Re-wrapping the scarf that had come loose and replacing the cowl around his friends head, Enmaleth turned his horse north again, re-wrapping his own head and continuing on. He knew the road ahead would be long and cold and the silence he now enjoyed would not last, but there was no other choice that he could see.
Somewhere ahead lay the Valley of the Lost and a place called the Temple of the Soul. He had to find this place; it was up to him to bring the Wizard Darius to the Mindwalkers.
* * *
The voice was so weak and hoarse he nearly jumped from his skin. Turning, he saw Darius sway in his saddle, gloved hands reaching out to grasp the pommel. The movement came so quickly, the horse shied and pranced aside and very nearly lost its footing in the snow before he was able to tug at the lead line and pull him forward.

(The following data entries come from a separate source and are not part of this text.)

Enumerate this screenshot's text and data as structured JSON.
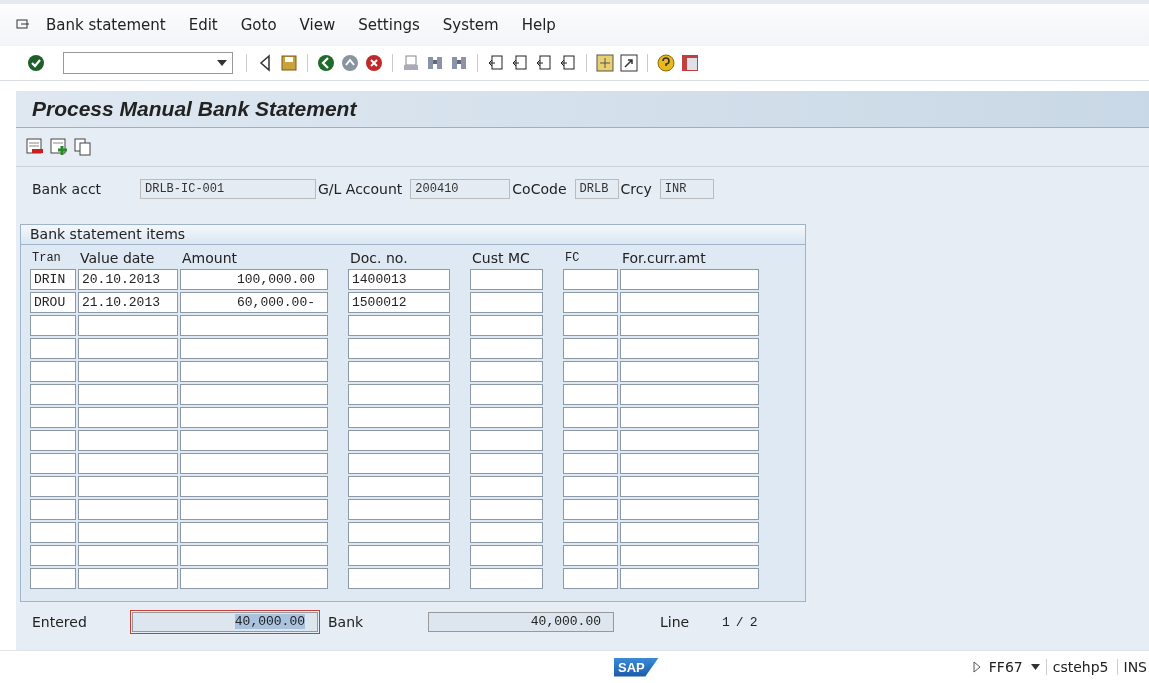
{
  "menu": [
    "Bank statement",
    "Edit",
    "Goto",
    "View",
    "Settings",
    "System",
    "Help"
  ],
  "title": "Process Manual Bank Statement",
  "header": [
    {
      "label": "Bank acct",
      "value": "DRLB-IC-001"
    },
    {
      "label": "G/L Account",
      "value": "200410"
    },
    {
      "label": "CoCode",
      "value": "DRLB"
    },
    {
      "label": "Crcy",
      "value": "INR"
    }
  ],
  "group": {
    "title": "Bank statement items",
    "columns": [
      "Tran",
      "Value date",
      "Amount",
      "Doc. no.",
      "Cust MC",
      "FC",
      "For.curr.amt"
    ],
    "rows": [
      [
        "DRIN",
        "20.10.2013",
        "100,000.00",
        "1400013"
      ],
      [
        "DROU",
        "21.10.2013",
        "60,000.00-",
        "1500012"
      ]
    ]
  },
  "footer": {
    "entered_label": "Entered",
    "entered_value": "40,000.00",
    "entered_selected": true,
    "bank_label": "Bank",
    "bank_value": "40,000.00",
    "line_label": "Line",
    "line_current": "1",
    "line_sep": "/",
    "line_total": "2"
  },
  "status_bar": {
    "logo": "SAP",
    "transaction": "FF67",
    "server": "cstehp5",
    "mode": "INS"
  }
}
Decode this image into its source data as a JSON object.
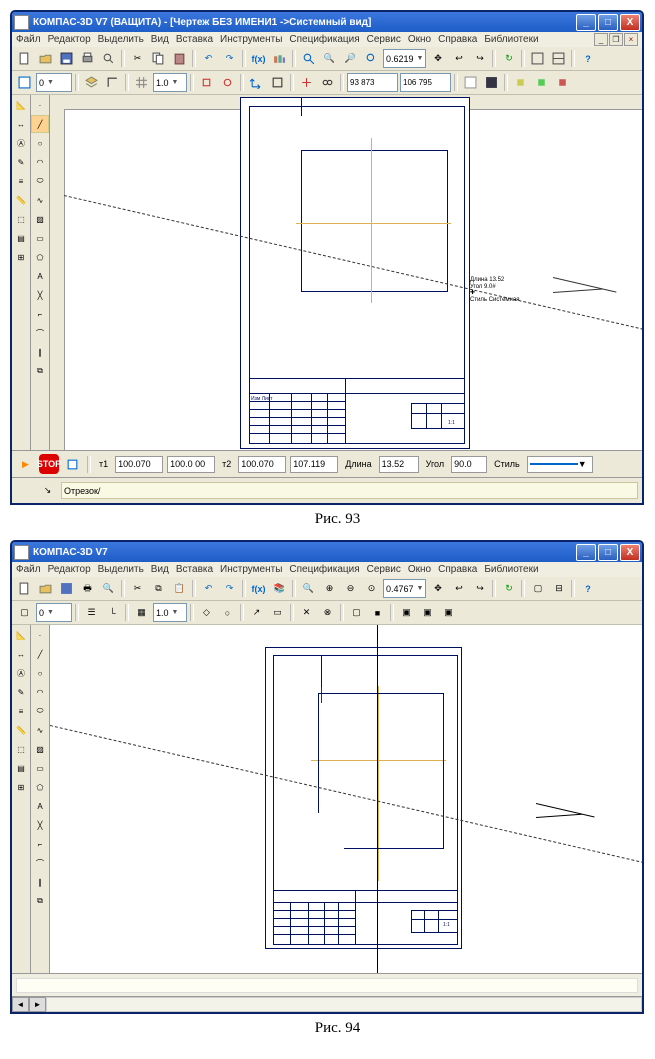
{
  "fig93": {
    "title": "КОМПАС-3D V7 (ВАЩИТА) - [Чертеж БЕЗ ИМЕНИ1 ->Системный вид]",
    "menus": [
      "Файл",
      "Редактор",
      "Выделить",
      "Вид",
      "Вставка",
      "Инструменты",
      "Спецификация",
      "Сервис",
      "Окно",
      "Справка",
      "Библиотеки"
    ],
    "zoom": "0.6219",
    "layer": "0",
    "tbdim": "1.0",
    "ann_len": "Длина 13.52",
    "ann_ang": "Угол 9.0#",
    "ann_style": "Стиль Системная",
    "status": {
      "x": "100.070",
      "y": "100.0 00",
      "x2": "100.070",
      "y2": "107.119",
      "len_lbl": "Длина",
      "len": "13.52",
      "ang_lbl": "Угол",
      "ang": "90.0",
      "style_lbl": "Стиль"
    },
    "cmdline": "Отрезок/",
    "caption": "Рис. 93"
  },
  "fig94": {
    "title": "КОМПАС-3D V7",
    "menus": [
      "Файл",
      "Редактор",
      "Выделить",
      "Вид",
      "Вставка",
      "Инструменты",
      "Спецификация",
      "Сервис",
      "Окно",
      "Справка",
      "Библиотеки"
    ],
    "zoom": "0.4767",
    "layer": "0",
    "tbdim": "1.0",
    "caption": "Рис. 94"
  }
}
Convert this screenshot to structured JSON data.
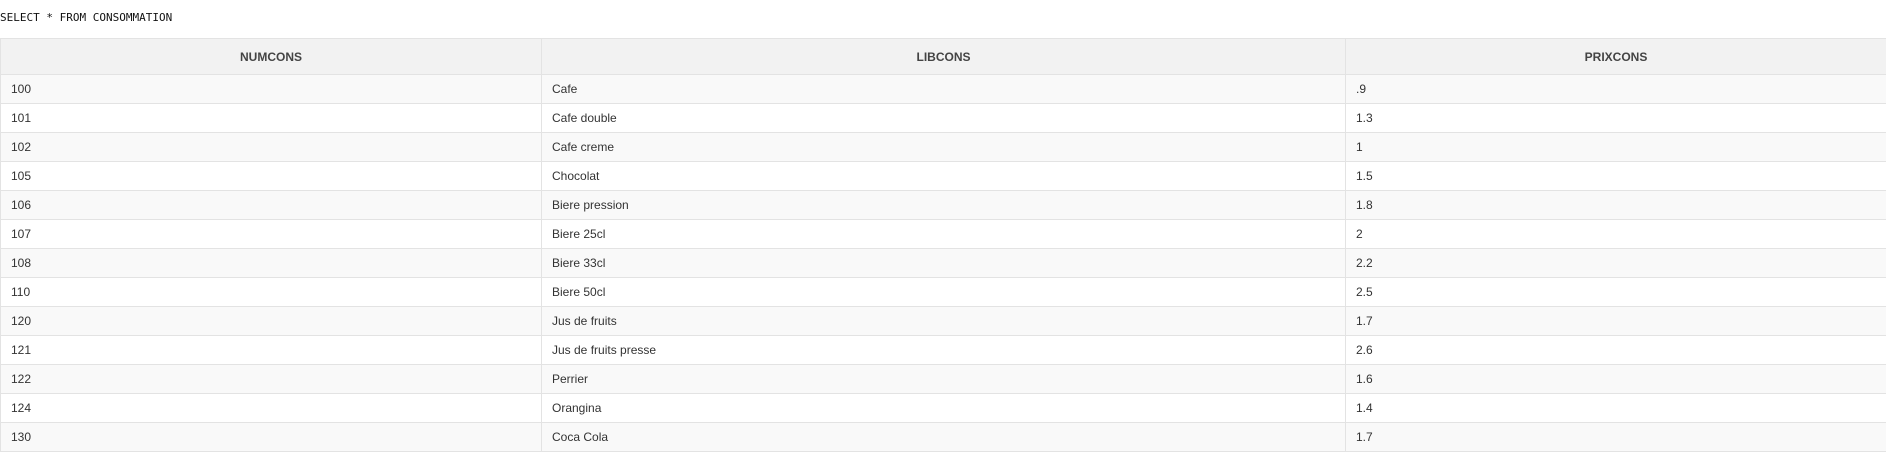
{
  "query": {
    "text": "SELECT * FROM CONSOMMATION"
  },
  "table": {
    "columns": [
      "NUMCONS",
      "LIBCONS",
      "PRIXCONS"
    ],
    "rows": [
      [
        "100",
        "Cafe",
        ".9"
      ],
      [
        "101",
        "Cafe double",
        "1.3"
      ],
      [
        "102",
        "Cafe creme",
        "1"
      ],
      [
        "105",
        "Chocolat",
        "1.5"
      ],
      [
        "106",
        "Biere pression",
        "1.8"
      ],
      [
        "107",
        "Biere 25cl",
        "2"
      ],
      [
        "108",
        "Biere 33cl",
        "2.2"
      ],
      [
        "110",
        "Biere 50cl",
        "2.5"
      ],
      [
        "120",
        "Jus de fruits",
        "1.7"
      ],
      [
        "121",
        "Jus de fruits presse",
        "2.6"
      ],
      [
        "122",
        "Perrier",
        "1.6"
      ],
      [
        "124",
        "Orangina",
        "1.4"
      ],
      [
        "130",
        "Coca Cola",
        "1.7"
      ]
    ]
  }
}
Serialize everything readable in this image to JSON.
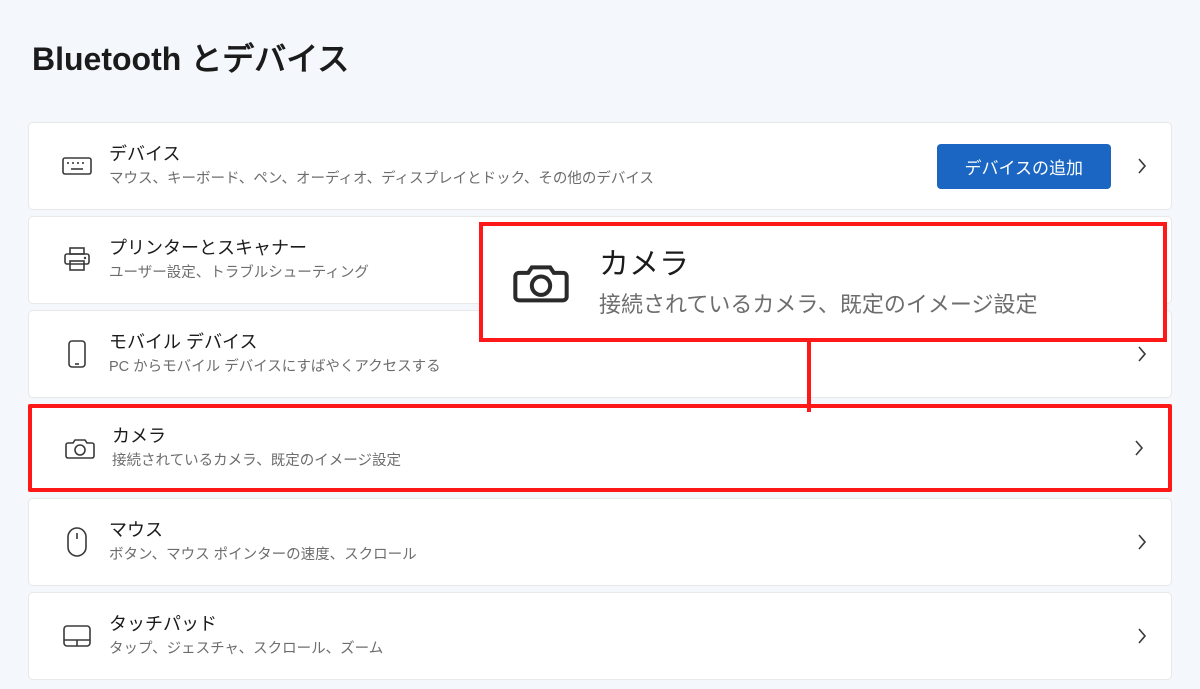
{
  "page_title": "Bluetooth とデバイス",
  "rows": {
    "devices": {
      "label": "デバイス",
      "desc": "マウス、キーボード、ペン、オーディオ、ディスプレイとドック、その他のデバイス",
      "add_button": "デバイスの追加"
    },
    "printers": {
      "label": "プリンターとスキャナー",
      "desc": "ユーザー設定、トラブルシューティング"
    },
    "mobile": {
      "label": "モバイル デバイス",
      "desc": "PC からモバイル デバイスにすばやくアクセスする"
    },
    "camera": {
      "label": "カメラ",
      "desc": "接続されているカメラ、既定のイメージ設定"
    },
    "mouse": {
      "label": "マウス",
      "desc": "ボタン、マウス ポインターの速度、スクロール"
    },
    "touchpad": {
      "label": "タッチパッド",
      "desc": "タップ、ジェスチャ、スクロール、ズーム"
    }
  },
  "callout": {
    "label": "カメラ",
    "desc": "接続されているカメラ、既定のイメージ設定"
  }
}
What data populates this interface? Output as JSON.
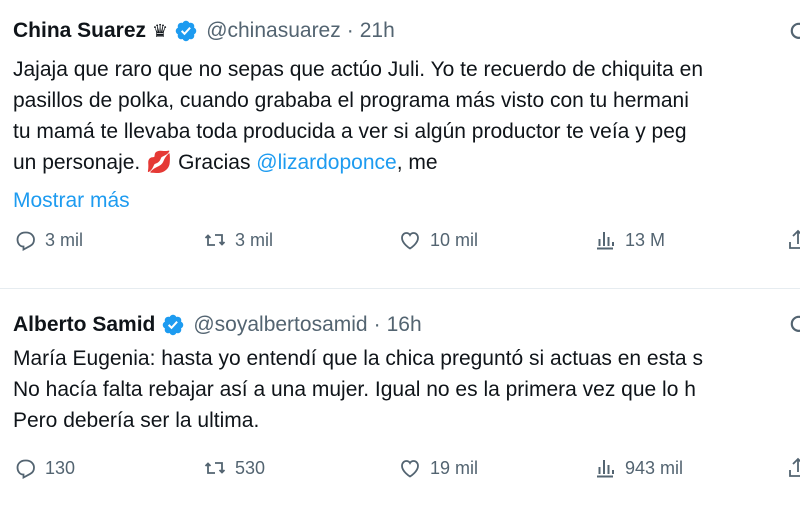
{
  "tweets": [
    {
      "name": "China Suarez",
      "crown": "♛",
      "handle": "@chinasuarez",
      "separator": "·",
      "time": "21h",
      "lines": [
        [
          "Jajaja que raro que no sepas que actúo Juli. Yo te recuerdo de chiquita en"
        ],
        [
          "pasillos de polka, cuando grababa el programa más visto con tu hermani"
        ],
        [
          "tu mamá te llevaba toda producida a ver si algún productor te veía y peg"
        ]
      ],
      "last_line_prefix": "un personaje. ",
      "emoji": "💋",
      "last_line_middle": " Gracias ",
      "mention": "@lizardoponce",
      "last_line_suffix": ", me",
      "show_more": "Mostrar más",
      "replies": "3 mil",
      "retweets": "3 mil",
      "likes": "10 mil",
      "views": "13 M"
    },
    {
      "name": "Alberto Samid",
      "handle": "@soyalbertosamid",
      "separator": "·",
      "time": "16h",
      "lines": [
        [
          "María Eugenia: hasta yo entendí que la chica preguntó si actuas en esta s"
        ],
        [
          "No hacía falta rebajar así a una mujer. Igual no es la primera vez que lo h"
        ],
        [
          "Pero debería ser la ultima."
        ]
      ],
      "replies": "130",
      "retweets": "530",
      "likes": "19 mil",
      "views": "943 mil"
    }
  ],
  "colors": {
    "text": "#0f1419",
    "secondary": "#536471",
    "link": "#1d9bf0",
    "verified": "#1d9bf0",
    "divider": "#e6ecf0"
  },
  "icons": [
    "verified-badge-icon",
    "more-icon",
    "reply-icon",
    "retweet-icon",
    "like-icon",
    "views-icon",
    "share-icon"
  ]
}
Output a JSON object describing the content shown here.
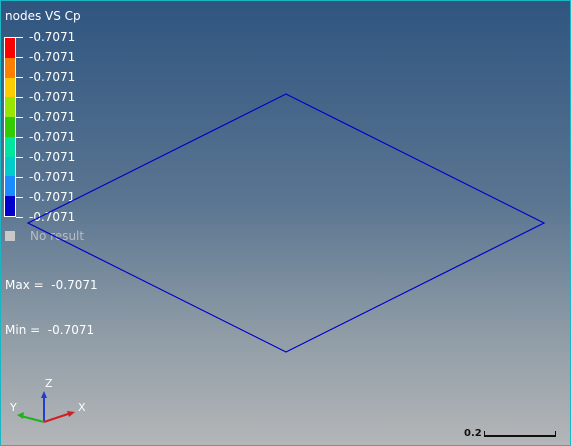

“Where is my staff?” Darius asked.
“Lost,” he answered. He had answered this question three times in as many weeks. “In the rubble of the Tower.”
“Can you hear it?” he asked, left hand slowly rising to disappear beneath his cowl. “Gods, Enmaleth, it’s so loud.”
“I’m afraid only you can hear it,” he said softly. In these moments of lucidity he often complained of the voices only he could hear and how they raged and shouted, each vying for his attention.
“Where are we?” he asked and the hand slowly lowered again to retake its death grip on the pommel.
“The Wasteland. We head for the place the Ancient told me about, in the mountains there.” He pointed to the mountains on the distant horizon. Never a good judge of distances, he had no idea how many more leagues stood between them and the mountains, had no idea where the entrance to their home even lay once he got there. In his mind he knew only the vision of the stark gray archway bereft of rune or image that lead through a mountain and, supposedly, to the Mindwalkers. How to find this place was a problem he left for later. Instead he simply concentrated on getting them to the mountains alive and intact.
“She’s following us,” Darius whispered. The icy cold surrounding them seemed to grip his heart and his horse tossed its head as it sensed the sudden shift in his mood to strong fear.
“Who?” he choked. “Who is following?” But it was too late. He could tell simply by the way his body shifted in the saddle that Darius was no longer there, that he had once again become lost in the tumult that raged through his mind. He imagined the voices the Wizard complained about had swallowed him again.
Scanning the land behind them, he tried to imagine who could possibly be following them. Darius had said ‘she’ and that left the possibility of Moira, whom he thought he had warded their presence against with his Magic, or perhaps the warrior woman Min who had recently traveled with them. Supposedly, the woman could sense Darius wherever he might be, but he had hoped his ward would shield her from sensing them as well. He could think of no one else who could be following them. Surely the Queen was gone, ripped from this existence as he had seen in the vision, swallowed by a massive portal she created from this world to the world of the Shadows.
Suddenly he had something new to fear out in the endless sea of white surrounding them and again found himself without alternatives for their protection beyond simple wards around the camp at night to give him some warning. He had no ability with Spirit and little with Air and so, could not extend his senses out across the land in search of the ‘she’ who followed. The wards he used to hide them from Magic were difficult enough without Spirit and he dared not try something so dangerous as projecting his mind ‘into the wind’ as it were and there seemed little chance Darius would wake enough to do so himself, so he put the matter from his mind for now.
Turning his horse he tugged at the lead lines and set them back on their course north.